TDB suffers Rs 1.6-cr loss due to UTI

Kochi: The Travancore Devaswom Board (TDB) is reported to have suffered a loss of Rs 1,60,82,797 by investing Rs 7 crore in the Unit Trust of India (UTI) for three years from 20 July 1998. The decision of the previous board to invest in UTI is said to be highly irregular.

According to an inspection note submitted by the TDB assistant secretary-general, the board resolved to invest Rs 5 crore in the US 64 scheme and Rs 2 crore in Monthly Income Plan (MIP 98 III) on 16 July 1998. The income from the Rs 2 crore invested in MIP 98 was 13.5 per cent annual interest.

The face value of a unit purchased under US 64 was Rs 10 per unit. The board bought 35,71,428.571 units at Rs 14 per unit. The premium per unit was Rs 4. The board later sold 11,23,600 units for Rs 13.35 per unit on 13 August 1999.
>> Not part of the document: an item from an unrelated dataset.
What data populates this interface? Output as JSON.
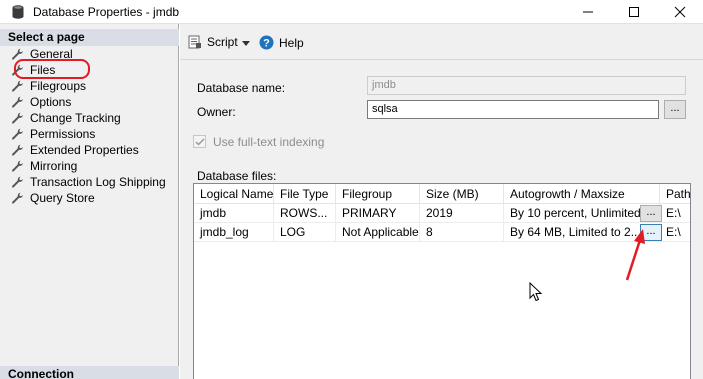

The 11,23,600 units purchased for Rs 1,57,30,400 at the rate of Rs 14 per unit was sold for Rs 1,50,00,060 at the rate of Rs 13.35 per unit. The board, thus, incurred a loss of Rs 7,30,340. The board withdrew Rs 5 crore on 19 July 1998 after closing the fixed deposit for purchasing the units. TDB had been getting 12 per cent interest for the fixed deposit.

Had TDB retained the fixed deposit, the interest accrued would have amounted to Rs 1,56,02,457. The investment in UTI did not yield any returns and also had to suffer heavy loss, the note says.

Moreover, there is no mechanism to realise the value of the 24,47,828.571 units retained by the board. The loss in this score itself amounts to Rs 3,42,69,600. The note specifically states that it was not practically viable for institutions such as TDB to invest in units and shares as their net asset value (NAV) keeps on fluctuating frequently. The only income from the investment being the increase in the purchase value of the unit in the share market, such investments will always be a gambling, the note says.

The face value of the unit under the "US 64" scheme purchased for Rs. 14 has come down to Rs. 10. The board would derive any benefit only if the share value goes up in the market. Without a mechanism to monitor the fluctuations in the share market, it would be impossible to make profit from the investment and the board does not have such a mechanism at present, the note says.

"The provocation for the investment of such a huge amount in the units leads to suspicion, and some foul play might have occurred," the note says. UTI is on the verge of collapse and even the Centre is finding it tough to save the company from that catastrophe. TDB was reported to have acted on the recommendations of the then finance and accounts officer.

The recommendation to invest in units was "highly irregular, unwanted and uncalled for," the note says. Since the day-to-day functions are being closely watched by the Kerala  High Court, the assistant secretary has recommended TDB to bring the matter to the court's notice.

If the present board fails to bring up the issue before the high court, there is every possibility to attract adverse remarks for hiding such an irregular financial deal, the note says.